The last little bit I liked alot about Copenhagen was that almost every street had bicycle lanes. And it seems pretty much everyone owns a bicycle. When crossing the street, first look left and right, cross the bicycle lane, then look left and right, cross the street. They even seem to have bicycle traffic jams. And, there are bicycles of all new kinds and types. Many people commute to work by bicycle. It's a very flat city, so it's not so difficult to do. I call this one the Adult Tricycle Grocery Getter:

It's pretty unbelievable the amount of ways carrying devices (including baby carrying devices) can be mounted to bicycles. Aside from the bicycle, they did have a really good transportation system. The 'metro' was 2 lines (24 hour/day). They have another thing called the S-Train, which has about 5 or 6 lines, that goes throughout the city and to the suburbs, another kind of subway. Then, there are tons of buses. Also, the regular trains, which took me across the water to Sweden. That for just over 1 million people. So who needs a car? One person told me if you bought a car for 50,000 Danish Kronor, after taxes, it would cost almost 150,000 Kronor.

Other than that, my host was really nice. We cooked lots of dinners. He had a few really nice roomates (all with perfect English), and I met some of his friends a few times which I enjoyed. Walked around a bit in the freezing cold, learned a bit about the wars between the Swedes and Danes, ate some herring in a jar with some pink Russian sandwich paste made from beets and cabbage, admired some nice architecture, and relaxed.

But overall, I guess I really did like Copenhagen. More so than Edinburgh. It has a lot of redeemable qualities if you follow the law to the 't' and pay your fines.

The popular herring in a jar:

Herring sandwich:

Ice Skating (my first time using speed skates...because the regular skates weren't free haha...)

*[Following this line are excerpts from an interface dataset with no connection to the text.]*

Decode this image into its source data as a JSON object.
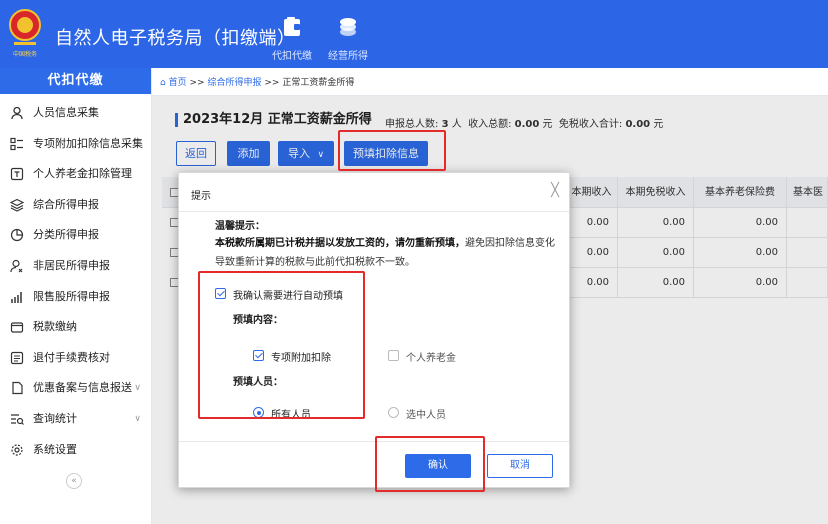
{
  "header": {
    "title": "自然人电子税务局（扣缴端）",
    "nav": [
      {
        "label": "代扣代缴",
        "icon": "tax-withholding-icon"
      },
      {
        "label": "经营所得",
        "icon": "business-income-icon"
      }
    ]
  },
  "sidebar": {
    "section_title": "代扣代缴",
    "items": [
      {
        "label": "人员信息采集",
        "icon": "person-icon"
      },
      {
        "label": "专项附加扣除信息采集",
        "icon": "grid-list-icon"
      },
      {
        "label": "个人养老金扣除管理",
        "icon": "pension-icon"
      },
      {
        "label": "综合所得申报",
        "icon": "layers-icon"
      },
      {
        "label": "分类所得申报",
        "icon": "pie-chart-icon"
      },
      {
        "label": "非居民所得申报",
        "icon": "nonresident-icon"
      },
      {
        "label": "限售股所得申报",
        "icon": "bar-chart-icon"
      },
      {
        "label": "税款缴纳",
        "icon": "wallet-icon"
      },
      {
        "label": "退付手续费核对",
        "icon": "checklist-icon"
      },
      {
        "label": "优惠备案与信息报送",
        "icon": "document-icon"
      },
      {
        "label": "查询统计",
        "icon": "search-list-icon"
      },
      {
        "label": "系统设置",
        "icon": "gear-icon"
      }
    ],
    "collapse_glyph": "«"
  },
  "breadcrumb": {
    "home": "首页",
    "sep1": ">>",
    "level2": "综合所得申报",
    "sep2": ">>",
    "current": "正常工资薪金所得"
  },
  "page": {
    "title": "2023年12月 正常工资薪金所得",
    "summary": {
      "people_label": "申报总人数:",
      "people_value": "3",
      "people_unit": "人",
      "income_label": "收入总额:",
      "income_value": "0.00",
      "income_unit": "元",
      "exempt_label": "免税收入合计:",
      "exempt_value": "0.00",
      "exempt_unit": "元"
    }
  },
  "toolbar": {
    "back": "返回",
    "add": "添加",
    "import": "导入",
    "import_caret": "∨",
    "prefill": "预填扣除信息"
  },
  "table": {
    "columns": [
      "本期收入",
      "本期免税收入",
      "基本养老保险费",
      "基本医"
    ],
    "rows": [
      [
        "0.00",
        "0.00",
        "0.00",
        ""
      ],
      [
        "0.00",
        "0.00",
        "0.00",
        ""
      ],
      [
        "0.00",
        "0.00",
        "0.00",
        ""
      ]
    ]
  },
  "dialog": {
    "title": "提示",
    "close_glyph": "╳",
    "tip_title": "温馨提示：",
    "tip_bold": "本税款所属期已计税并据以发放工资的，请勿重新预填，",
    "tip_rest": "避免因扣除信息变化导致重新计算的税款与此前代扣税款不一致。",
    "confirm_checkbox": "我确认需要进行自动预填",
    "content_title": "预填内容：",
    "option_special": "专项附加扣除",
    "option_pension": "个人养老金",
    "people_title": "预填人员：",
    "option_all": "所有人员",
    "option_selected": "选中人员",
    "ok": "确认",
    "cancel": "取消"
  },
  "colors": {
    "brand_blue": "#2c66e6",
    "highlight_red": "#e32b2b"
  }
}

An ingenious idea. Just cut a hole in the middle of the bun instead of splitting it. Then it won't break.

Made some Paraguayan Tortillas:

Home of Carlsberg (remember, it is PROBABLY the best beer).

Bike frozen in one of the many rivers:

With Nilin (hosted me):

A laugher of a photo:

Sunday, January 9, 2011


My 4 hours in Reykjavik city was hardly anything, but better than nothing.

I was only in the city from about 7am-11am.

It was cold.

There was not much light until about 10am. Still, when light came, I never saw even a silouette of the sun itself.

The thing that surprised me the most was the Christmas lights. Not just in the downtown. In residential neighborhoods and apartment buildings as well. Lights in everyones houses. On their bushes. In their windows and roofs. On the street lamps. Lots and lots of menorahs (I think they were menorahs....but wikipedia tells me there aren't many Jewish people in Iceland..) Lots of wreaths. Lots of candles. Very pretty and colorful.

They speak Icelandic. It is supposedly one of the most related languages to that that the vikings spoke.

The landscape was pretty volcanic and rocky looking outside the city. Maybe because it was the middle of winter. There are mountains in the distance in most directions inland.

Icelandic street name:

A main street downtown in the morning:

Main Cathedral in the center:

Still not sure if these 7 pronged lights are menorahs, but they were everywhere:

The sun taking quite some time to rise: